#### Problem to work on:
Look through the lines below and copy each one that includes "selection".

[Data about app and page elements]
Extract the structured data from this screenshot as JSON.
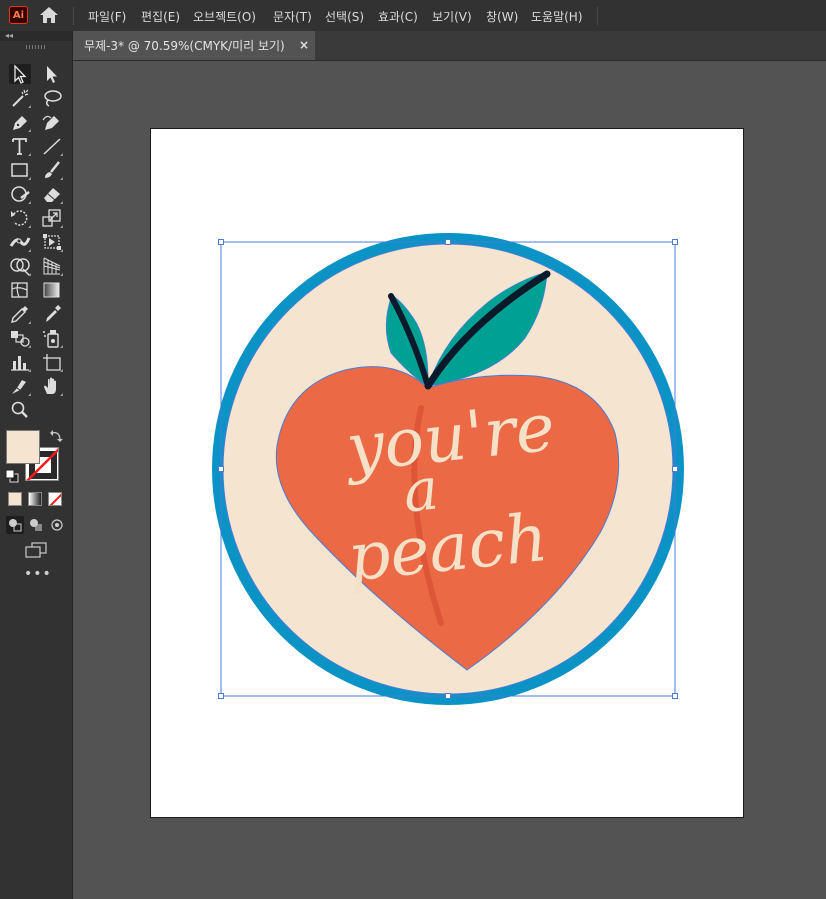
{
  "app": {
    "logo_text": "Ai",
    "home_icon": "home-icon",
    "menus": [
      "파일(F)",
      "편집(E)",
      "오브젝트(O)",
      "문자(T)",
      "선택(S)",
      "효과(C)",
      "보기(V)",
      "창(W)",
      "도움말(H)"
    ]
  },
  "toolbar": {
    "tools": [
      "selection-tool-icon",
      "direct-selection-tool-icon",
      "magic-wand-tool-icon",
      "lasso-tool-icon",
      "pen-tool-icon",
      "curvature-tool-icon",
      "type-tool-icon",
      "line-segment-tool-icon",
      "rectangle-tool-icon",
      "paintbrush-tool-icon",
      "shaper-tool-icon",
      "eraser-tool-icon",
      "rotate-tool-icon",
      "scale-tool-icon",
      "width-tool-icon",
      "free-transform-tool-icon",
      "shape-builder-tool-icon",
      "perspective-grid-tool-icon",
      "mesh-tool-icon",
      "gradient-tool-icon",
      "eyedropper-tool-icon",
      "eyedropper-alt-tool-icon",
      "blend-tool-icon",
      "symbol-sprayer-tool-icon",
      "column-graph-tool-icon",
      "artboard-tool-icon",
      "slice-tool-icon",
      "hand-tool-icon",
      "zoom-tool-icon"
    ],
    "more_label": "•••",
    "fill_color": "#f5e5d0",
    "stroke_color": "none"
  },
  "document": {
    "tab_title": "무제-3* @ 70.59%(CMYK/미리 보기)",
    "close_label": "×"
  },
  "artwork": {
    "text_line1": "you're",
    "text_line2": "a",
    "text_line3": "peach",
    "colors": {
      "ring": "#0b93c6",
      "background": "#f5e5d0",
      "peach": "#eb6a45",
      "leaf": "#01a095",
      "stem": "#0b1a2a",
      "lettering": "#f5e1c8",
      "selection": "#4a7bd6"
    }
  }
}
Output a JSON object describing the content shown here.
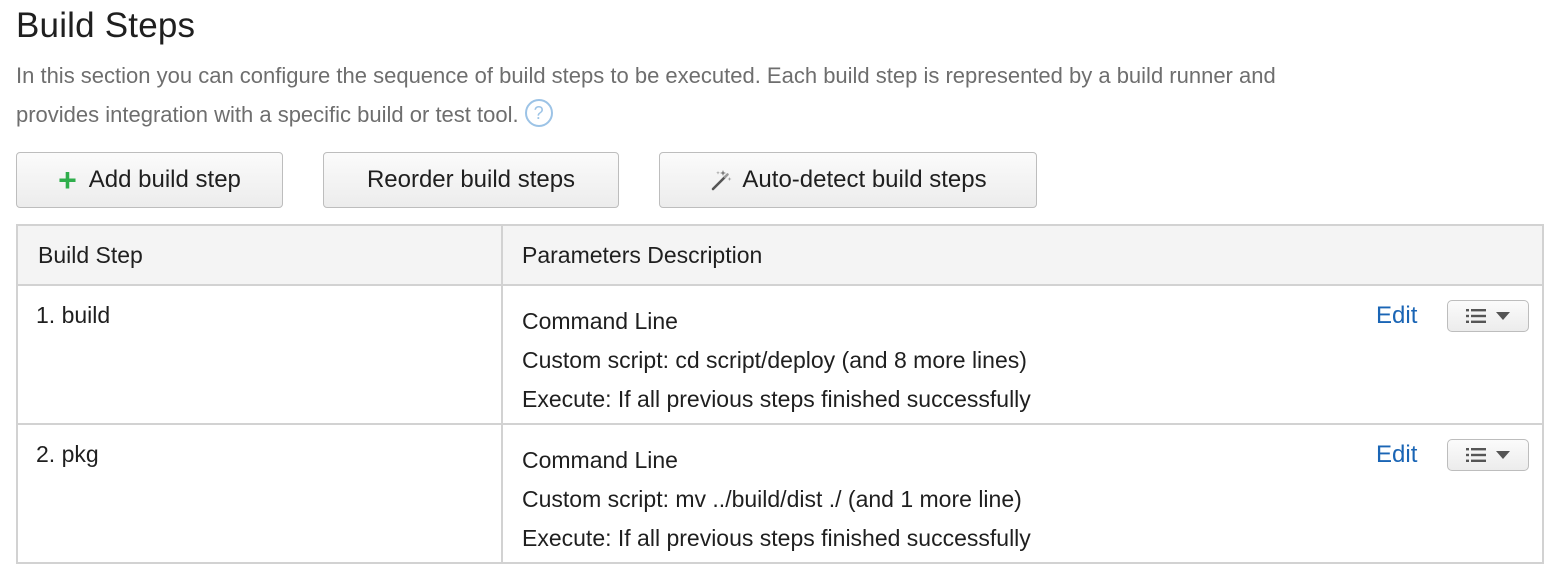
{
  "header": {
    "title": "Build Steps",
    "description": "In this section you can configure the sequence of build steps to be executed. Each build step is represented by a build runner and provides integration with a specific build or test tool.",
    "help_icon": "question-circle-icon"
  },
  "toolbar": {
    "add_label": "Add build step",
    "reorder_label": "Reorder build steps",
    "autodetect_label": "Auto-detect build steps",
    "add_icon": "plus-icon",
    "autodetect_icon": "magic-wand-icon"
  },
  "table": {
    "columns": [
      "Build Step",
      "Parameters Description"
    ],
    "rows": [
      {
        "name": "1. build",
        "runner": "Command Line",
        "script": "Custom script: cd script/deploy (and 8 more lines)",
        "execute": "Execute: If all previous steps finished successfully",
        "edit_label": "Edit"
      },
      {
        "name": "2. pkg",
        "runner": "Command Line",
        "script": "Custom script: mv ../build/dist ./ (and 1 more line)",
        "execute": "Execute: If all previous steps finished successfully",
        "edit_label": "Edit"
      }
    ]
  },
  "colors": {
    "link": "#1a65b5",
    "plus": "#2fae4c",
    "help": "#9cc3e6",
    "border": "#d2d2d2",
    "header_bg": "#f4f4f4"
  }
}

#### Result:
      "selection-tool-icon",
      "direct-selection-tool-icon",
      "selection": "#4a7bd6"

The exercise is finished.